Exercise prompt:
Go through the entries below and copy every line that holds the word "memory".

Collected data:
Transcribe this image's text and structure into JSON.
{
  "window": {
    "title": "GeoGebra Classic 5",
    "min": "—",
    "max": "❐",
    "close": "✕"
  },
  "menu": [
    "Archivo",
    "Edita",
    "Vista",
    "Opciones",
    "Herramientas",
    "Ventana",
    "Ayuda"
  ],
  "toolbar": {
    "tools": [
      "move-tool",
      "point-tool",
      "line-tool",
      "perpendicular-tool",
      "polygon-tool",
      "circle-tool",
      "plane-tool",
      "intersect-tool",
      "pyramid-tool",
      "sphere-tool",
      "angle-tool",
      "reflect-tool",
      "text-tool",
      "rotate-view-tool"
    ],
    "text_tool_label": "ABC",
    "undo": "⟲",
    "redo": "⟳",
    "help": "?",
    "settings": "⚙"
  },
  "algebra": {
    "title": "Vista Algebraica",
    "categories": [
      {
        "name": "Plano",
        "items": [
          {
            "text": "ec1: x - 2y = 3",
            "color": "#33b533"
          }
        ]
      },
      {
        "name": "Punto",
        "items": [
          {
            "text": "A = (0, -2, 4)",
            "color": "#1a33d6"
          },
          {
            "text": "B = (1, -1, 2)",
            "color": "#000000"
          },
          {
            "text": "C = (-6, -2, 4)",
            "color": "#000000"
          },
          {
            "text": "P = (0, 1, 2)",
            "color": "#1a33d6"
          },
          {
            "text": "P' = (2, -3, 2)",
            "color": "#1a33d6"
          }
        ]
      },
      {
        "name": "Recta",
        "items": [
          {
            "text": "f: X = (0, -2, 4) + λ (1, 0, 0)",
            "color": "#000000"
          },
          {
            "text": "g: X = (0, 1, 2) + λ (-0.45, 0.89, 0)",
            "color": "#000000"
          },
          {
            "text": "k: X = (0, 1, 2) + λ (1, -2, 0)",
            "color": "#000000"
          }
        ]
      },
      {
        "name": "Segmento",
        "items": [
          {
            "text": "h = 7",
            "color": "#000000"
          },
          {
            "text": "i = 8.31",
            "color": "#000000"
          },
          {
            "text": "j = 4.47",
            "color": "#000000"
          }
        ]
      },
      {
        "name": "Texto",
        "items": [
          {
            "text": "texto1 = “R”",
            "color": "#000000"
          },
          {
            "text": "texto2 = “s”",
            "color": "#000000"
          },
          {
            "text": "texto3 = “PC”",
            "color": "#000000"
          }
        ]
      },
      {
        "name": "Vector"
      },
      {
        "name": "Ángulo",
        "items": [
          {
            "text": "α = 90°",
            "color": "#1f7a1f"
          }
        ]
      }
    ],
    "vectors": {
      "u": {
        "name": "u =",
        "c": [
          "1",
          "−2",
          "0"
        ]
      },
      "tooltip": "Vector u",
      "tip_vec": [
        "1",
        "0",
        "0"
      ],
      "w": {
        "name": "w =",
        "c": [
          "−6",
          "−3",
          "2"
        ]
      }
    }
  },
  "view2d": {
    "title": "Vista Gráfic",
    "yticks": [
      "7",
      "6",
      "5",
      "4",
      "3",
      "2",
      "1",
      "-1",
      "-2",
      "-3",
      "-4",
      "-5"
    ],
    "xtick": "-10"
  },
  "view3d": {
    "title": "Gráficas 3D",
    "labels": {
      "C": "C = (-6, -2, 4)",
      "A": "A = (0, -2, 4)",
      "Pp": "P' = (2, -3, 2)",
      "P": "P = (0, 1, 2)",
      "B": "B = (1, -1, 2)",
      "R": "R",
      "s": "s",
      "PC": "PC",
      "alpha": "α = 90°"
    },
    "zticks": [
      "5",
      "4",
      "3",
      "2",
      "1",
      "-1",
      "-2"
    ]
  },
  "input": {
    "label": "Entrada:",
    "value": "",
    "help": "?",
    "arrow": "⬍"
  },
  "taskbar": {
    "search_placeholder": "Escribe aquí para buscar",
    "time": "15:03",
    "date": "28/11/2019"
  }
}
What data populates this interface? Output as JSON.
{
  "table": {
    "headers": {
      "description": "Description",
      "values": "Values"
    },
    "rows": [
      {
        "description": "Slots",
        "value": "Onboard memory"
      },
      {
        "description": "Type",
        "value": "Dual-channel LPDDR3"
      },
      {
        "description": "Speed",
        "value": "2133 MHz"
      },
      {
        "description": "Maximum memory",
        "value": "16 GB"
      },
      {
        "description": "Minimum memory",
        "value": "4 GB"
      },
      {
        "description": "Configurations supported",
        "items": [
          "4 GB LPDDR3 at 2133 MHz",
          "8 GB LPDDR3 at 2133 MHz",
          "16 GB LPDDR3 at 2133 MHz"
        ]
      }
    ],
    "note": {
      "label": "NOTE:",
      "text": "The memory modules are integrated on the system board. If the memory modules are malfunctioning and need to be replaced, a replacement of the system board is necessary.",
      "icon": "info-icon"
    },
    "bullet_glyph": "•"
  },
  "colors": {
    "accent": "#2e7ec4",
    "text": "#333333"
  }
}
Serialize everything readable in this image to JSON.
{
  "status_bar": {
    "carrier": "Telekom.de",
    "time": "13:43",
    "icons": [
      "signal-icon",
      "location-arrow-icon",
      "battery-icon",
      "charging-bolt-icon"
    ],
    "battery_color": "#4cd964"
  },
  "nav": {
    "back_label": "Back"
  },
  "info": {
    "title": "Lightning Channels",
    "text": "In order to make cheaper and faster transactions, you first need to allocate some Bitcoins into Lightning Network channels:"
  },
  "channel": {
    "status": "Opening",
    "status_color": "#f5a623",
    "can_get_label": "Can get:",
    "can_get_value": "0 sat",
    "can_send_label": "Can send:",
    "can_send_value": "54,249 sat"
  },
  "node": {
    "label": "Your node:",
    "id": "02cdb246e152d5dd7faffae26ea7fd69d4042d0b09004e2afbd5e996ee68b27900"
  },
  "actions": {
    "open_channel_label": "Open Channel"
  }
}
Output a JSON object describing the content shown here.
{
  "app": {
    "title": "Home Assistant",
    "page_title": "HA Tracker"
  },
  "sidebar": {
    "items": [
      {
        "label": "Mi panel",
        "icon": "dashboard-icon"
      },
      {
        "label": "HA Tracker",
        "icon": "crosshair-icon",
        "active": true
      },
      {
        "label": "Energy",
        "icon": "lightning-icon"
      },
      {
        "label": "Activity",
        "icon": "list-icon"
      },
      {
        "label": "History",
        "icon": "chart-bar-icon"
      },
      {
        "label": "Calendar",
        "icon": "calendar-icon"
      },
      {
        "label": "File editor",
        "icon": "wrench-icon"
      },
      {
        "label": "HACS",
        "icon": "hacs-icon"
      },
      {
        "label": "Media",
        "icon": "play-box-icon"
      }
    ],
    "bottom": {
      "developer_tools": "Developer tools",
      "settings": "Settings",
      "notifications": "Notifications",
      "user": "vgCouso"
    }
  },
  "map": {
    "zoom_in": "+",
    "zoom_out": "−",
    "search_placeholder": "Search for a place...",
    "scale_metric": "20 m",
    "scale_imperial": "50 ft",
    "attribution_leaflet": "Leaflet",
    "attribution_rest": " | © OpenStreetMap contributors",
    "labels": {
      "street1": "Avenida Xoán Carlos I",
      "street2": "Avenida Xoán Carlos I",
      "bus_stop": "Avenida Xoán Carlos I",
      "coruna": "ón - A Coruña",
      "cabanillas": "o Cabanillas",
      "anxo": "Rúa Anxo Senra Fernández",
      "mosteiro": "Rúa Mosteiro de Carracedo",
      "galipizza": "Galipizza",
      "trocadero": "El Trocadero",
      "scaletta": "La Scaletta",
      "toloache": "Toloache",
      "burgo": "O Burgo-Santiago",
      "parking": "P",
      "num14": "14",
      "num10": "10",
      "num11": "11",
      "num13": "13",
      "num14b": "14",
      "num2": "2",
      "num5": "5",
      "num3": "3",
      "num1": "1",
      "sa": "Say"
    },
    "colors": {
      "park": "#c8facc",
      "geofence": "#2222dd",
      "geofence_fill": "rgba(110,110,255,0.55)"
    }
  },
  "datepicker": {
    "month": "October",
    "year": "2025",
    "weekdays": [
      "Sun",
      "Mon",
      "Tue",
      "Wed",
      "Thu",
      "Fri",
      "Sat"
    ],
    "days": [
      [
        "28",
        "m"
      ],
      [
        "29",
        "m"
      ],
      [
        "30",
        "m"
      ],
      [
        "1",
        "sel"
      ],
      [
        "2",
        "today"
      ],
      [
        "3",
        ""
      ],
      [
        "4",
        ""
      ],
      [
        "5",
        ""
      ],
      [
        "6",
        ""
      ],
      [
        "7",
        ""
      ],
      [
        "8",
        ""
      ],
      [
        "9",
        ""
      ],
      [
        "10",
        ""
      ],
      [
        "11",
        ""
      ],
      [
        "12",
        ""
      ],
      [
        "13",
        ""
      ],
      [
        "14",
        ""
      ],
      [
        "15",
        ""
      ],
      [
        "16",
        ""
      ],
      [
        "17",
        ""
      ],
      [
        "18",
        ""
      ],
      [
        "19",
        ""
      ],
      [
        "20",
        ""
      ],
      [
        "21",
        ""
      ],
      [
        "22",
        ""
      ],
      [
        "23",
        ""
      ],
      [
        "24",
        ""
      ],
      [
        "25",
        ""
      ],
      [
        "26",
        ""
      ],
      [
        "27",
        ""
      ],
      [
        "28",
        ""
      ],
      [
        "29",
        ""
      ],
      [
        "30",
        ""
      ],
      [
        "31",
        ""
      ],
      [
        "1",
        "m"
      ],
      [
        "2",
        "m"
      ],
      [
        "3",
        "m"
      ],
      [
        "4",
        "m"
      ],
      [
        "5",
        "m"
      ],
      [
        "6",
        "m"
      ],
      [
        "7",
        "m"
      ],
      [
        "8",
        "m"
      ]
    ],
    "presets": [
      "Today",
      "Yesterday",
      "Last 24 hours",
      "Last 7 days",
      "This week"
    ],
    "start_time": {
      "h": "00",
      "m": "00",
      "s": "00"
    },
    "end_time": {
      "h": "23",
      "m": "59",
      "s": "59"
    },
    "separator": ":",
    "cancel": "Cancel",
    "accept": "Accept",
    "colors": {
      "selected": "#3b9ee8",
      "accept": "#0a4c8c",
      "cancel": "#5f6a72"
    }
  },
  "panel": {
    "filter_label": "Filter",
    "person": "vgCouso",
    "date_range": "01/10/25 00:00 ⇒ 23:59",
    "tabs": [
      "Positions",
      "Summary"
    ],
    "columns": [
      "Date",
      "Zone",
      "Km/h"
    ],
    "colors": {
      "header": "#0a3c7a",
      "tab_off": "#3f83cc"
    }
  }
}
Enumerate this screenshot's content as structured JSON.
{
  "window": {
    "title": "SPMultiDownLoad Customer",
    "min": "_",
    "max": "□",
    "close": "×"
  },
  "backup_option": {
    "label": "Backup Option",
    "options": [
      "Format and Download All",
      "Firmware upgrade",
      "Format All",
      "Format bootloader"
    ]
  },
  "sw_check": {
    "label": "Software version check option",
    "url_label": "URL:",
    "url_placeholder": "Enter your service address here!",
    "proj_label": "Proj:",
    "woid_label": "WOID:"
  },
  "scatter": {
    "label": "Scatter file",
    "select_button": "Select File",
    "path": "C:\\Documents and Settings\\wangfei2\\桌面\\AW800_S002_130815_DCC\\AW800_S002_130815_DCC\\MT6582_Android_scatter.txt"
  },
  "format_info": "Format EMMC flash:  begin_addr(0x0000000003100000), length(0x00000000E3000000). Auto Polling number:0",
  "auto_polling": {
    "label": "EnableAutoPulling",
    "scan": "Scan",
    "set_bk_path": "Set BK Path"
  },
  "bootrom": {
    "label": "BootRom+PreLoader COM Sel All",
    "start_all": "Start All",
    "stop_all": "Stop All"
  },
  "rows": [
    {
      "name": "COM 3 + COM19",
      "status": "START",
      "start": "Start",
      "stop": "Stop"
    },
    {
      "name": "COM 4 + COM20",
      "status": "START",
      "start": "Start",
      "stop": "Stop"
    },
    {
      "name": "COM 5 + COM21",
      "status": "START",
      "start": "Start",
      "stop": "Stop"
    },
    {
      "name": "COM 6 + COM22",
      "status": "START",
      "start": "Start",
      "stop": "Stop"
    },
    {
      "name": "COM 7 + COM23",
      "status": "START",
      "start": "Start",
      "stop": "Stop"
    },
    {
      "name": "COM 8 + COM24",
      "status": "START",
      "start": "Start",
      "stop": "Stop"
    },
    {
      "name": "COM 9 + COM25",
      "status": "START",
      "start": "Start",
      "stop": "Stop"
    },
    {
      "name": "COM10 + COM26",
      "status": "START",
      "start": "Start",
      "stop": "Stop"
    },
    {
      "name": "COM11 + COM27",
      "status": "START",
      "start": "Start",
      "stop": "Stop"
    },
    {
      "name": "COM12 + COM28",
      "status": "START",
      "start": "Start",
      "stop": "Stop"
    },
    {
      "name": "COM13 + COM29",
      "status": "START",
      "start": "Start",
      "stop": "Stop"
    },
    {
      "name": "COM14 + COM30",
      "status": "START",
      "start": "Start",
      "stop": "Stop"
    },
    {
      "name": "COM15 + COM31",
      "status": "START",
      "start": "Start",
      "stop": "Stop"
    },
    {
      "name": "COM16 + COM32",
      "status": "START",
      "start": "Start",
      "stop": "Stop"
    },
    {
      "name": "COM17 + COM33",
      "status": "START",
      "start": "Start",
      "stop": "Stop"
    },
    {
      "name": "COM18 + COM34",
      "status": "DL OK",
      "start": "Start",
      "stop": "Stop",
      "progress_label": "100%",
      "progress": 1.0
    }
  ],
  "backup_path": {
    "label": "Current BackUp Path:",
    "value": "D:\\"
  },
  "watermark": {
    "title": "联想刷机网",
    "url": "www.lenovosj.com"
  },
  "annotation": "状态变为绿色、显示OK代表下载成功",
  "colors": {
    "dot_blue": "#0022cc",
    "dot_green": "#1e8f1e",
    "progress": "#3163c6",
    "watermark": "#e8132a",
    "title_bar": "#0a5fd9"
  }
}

Solution to the exercise:
        "value": "Onboard memory"
        "description": "Maximum memory",
        "description": "Minimum memory",
      "text": "The memory modules are integrated on the system board. If the memory modules are malfunctioning and need to be replaced, a replacement of the system board is necessary.",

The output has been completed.